◆ DIRECTIONS ◆
Nothing in the records may be changed; retype them in full.

##### RECORDS FOR THIS EXERCISE #####

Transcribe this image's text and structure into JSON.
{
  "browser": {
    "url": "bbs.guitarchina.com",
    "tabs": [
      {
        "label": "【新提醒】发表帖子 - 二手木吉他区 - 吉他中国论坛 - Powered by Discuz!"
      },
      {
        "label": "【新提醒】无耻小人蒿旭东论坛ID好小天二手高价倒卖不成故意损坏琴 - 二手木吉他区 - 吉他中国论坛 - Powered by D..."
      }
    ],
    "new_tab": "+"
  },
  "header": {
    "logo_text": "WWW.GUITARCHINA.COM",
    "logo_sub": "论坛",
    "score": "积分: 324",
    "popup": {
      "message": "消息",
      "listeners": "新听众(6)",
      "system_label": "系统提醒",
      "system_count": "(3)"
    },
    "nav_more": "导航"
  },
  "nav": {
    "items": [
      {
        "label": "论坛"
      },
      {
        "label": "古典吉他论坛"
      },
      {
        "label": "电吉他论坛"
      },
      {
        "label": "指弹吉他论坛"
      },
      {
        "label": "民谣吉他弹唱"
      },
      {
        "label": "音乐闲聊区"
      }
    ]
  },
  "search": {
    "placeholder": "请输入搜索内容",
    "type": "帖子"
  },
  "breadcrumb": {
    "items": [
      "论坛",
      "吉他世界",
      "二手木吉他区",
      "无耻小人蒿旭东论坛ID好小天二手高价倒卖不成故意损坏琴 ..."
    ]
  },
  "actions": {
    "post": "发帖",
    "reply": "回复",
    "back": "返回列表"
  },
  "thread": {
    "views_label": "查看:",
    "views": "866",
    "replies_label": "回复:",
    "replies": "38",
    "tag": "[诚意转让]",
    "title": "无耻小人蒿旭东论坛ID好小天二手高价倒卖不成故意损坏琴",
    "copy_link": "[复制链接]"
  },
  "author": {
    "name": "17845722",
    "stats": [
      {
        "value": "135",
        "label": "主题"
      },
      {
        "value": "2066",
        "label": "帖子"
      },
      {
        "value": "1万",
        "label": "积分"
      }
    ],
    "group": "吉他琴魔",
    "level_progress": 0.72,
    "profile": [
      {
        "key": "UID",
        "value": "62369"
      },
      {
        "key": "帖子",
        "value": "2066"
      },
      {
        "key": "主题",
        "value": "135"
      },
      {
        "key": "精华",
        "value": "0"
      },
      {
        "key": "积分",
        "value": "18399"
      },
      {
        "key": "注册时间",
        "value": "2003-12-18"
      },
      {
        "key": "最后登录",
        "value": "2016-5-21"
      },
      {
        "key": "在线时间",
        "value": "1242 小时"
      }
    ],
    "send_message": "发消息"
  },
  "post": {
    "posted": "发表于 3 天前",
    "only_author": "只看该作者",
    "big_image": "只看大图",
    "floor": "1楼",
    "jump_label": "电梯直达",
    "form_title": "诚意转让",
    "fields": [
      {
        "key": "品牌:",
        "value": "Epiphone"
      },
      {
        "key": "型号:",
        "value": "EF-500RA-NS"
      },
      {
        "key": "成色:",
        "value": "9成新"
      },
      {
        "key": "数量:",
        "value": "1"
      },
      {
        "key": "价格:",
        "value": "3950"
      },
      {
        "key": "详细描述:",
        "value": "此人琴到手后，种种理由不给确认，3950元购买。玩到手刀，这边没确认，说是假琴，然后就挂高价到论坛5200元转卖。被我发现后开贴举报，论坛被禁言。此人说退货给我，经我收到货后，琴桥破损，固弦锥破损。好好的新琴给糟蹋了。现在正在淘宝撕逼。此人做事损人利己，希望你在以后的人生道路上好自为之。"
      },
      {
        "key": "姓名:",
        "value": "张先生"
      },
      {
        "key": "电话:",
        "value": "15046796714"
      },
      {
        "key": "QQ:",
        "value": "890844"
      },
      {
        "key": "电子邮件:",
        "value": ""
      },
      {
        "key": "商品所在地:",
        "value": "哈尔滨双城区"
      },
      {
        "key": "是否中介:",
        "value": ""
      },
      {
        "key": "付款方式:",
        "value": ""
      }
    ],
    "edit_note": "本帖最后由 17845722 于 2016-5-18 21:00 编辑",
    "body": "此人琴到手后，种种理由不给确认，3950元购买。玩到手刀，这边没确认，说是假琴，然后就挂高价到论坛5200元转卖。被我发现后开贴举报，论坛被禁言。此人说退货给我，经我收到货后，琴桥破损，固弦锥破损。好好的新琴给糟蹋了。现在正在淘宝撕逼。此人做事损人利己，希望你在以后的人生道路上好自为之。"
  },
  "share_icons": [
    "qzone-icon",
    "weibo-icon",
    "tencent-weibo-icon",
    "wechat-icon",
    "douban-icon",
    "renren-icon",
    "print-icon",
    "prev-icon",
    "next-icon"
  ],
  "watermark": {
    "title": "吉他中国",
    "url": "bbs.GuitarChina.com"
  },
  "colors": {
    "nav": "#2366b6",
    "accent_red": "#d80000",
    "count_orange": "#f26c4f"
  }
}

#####

◆ OUTPUT BELOW ◆
Transcribe this image's text and structure into JSON.
{
  "browser": {
    "url": "bbs.guitarchina.com",
    "tabs": [
      {
        "label": "【新提醒】发表帖子 - 二手木吉他区 - 吉他中国论坛 - Powered by Discuz!"
      },
      {
        "label": "【新提醒】无耻小人蒿旭东论坛ID好小天二手高价倒卖不成故意损坏琴 - 二手木吉他区 - 吉他中国论坛 - Powered by D..."
      }
    ],
    "new_tab": "+"
  },
  "header": {
    "logo_text": "WWW.GUITARCHINA.COM",
    "logo_sub": "论坛",
    "score": "积分: 324",
    "popup": {
      "message": "消息",
      "listeners": "新听众(6)",
      "system_label": "系统提醒",
      "system_count": "(3)"
    },
    "nav_more": "导航"
  },
  "nav": {
    "items": [
      {
        "label": "论坛"
      },
      {
        "label": "古典吉他论坛"
      },
      {
        "label": "电吉他论坛"
      },
      {
        "label": "指弹吉他论坛"
      },
      {
        "label": "民谣吉他弹唱"
      },
      {
        "label": "音乐闲聊区"
      }
    ]
  },
  "search": {
    "placeholder": "请输入搜索内容",
    "type": "帖子"
  },
  "breadcrumb": {
    "items": [
      "论坛",
      "吉他世界",
      "二手木吉他区",
      "无耻小人蒿旭东论坛ID好小天二手高价倒卖不成故意损坏琴 ..."
    ]
  },
  "actions": {
    "post": "发帖",
    "reply": "回复",
    "back": "返回列表"
  },
  "thread": {
    "views_label": "查看:",
    "views": "866",
    "replies_label": "回复:",
    "replies": "38",
    "tag": "[诚意转让]",
    "title": "无耻小人蒿旭东论坛ID好小天二手高价倒卖不成故意损坏琴",
    "copy_link": "[复制链接]"
  },
  "author": {
    "name": "17845722",
    "stats": [
      {
        "value": "135",
        "label": "主题"
      },
      {
        "value": "2066",
        "label": "帖子"
      },
      {
        "value": "1万",
        "label": "积分"
      }
    ],
    "group": "吉他琴魔",
    "level_progress": 0.72,
    "profile": [
      {
        "key": "UID",
        "value": "62369"
      },
      {
        "key": "帖子",
        "value": "2066"
      },
      {
        "key": "主题",
        "value": "135"
      },
      {
        "key": "精华",
        "value": "0"
      },
      {
        "key": "积分",
        "value": "18399"
      },
      {
        "key": "注册时间",
        "value": "2003-12-18"
      },
      {
        "key": "最后登录",
        "value": "2016-5-21"
      },
      {
        "key": "在线时间",
        "value": "1242 小时"
      }
    ],
    "send_message": "发消息"
  },
  "post": {
    "posted": "发表于 3 天前",
    "only_author": "只看该作者",
    "big_image": "只看大图",
    "floor": "1楼",
    "jump_label": "电梯直达",
    "form_title": "诚意转让",
    "fields": [
      {
        "key": "品牌:",
        "value": "Epiphone"
      },
      {
        "key": "型号:",
        "value": "EF-500RA-NS"
      },
      {
        "key": "成色:",
        "value": "9成新"
      },
      {
        "key": "数量:",
        "value": "1"
      },
      {
        "key": "价格:",
        "value": "3950"
      },
      {
        "key": "详细描述:",
        "value": "此人琴到手后，种种理由不给确认，3950元购买。玩到手刀，这边没确认，说是假琴，然后就挂高价到论坛5200元转卖。被我发现后开贴举报，论坛被禁言。此人说退货给我，经我收到货后，琴桥破损，固弦锥破损。好好的新琴给糟蹋了。现在正在淘宝撕逼。此人做事损人利己，希望你在以后的人生道路上好自为之。"
      },
      {
        "key": "姓名:",
        "value": "张先生"
      },
      {
        "key": "电话:",
        "value": "15046796714"
      },
      {
        "key": "QQ:",
        "value": "890844"
      },
      {
        "key": "电子邮件:",
        "value": ""
      },
      {
        "key": "商品所在地:",
        "value": "哈尔滨双城区"
      },
      {
        "key": "是否中介:",
        "value": ""
      },
      {
        "key": "付款方式:",
        "value": ""
      }
    ],
    "edit_note": "本帖最后由 17845722 于 2016-5-18 21:00 编辑",
    "body": "此人琴到手后，种种理由不给确认，3950元购买。玩到手刀，这边没确认，说是假琴，然后就挂高价到论坛5200元转卖。被我发现后开贴举报，论坛被禁言。此人说退货给我，经我收到货后，琴桥破损，固弦锥破损。好好的新琴给糟蹋了。现在正在淘宝撕逼。此人做事损人利己，希望你在以后的人生道路上好自为之。"
  },
  "share_icons": [
    "qzone-icon",
    "weibo-icon",
    "tencent-weibo-icon",
    "wechat-icon",
    "douban-icon",
    "renren-icon",
    "print-icon",
    "prev-icon",
    "next-icon"
  ],
  "watermark": {
    "title": "吉他中国",
    "url": "bbs.GuitarChina.com"
  },
  "colors": {
    "nav": "#2366b6",
    "accent_red": "#d80000",
    "count_orange": "#f26c4f"
  }
}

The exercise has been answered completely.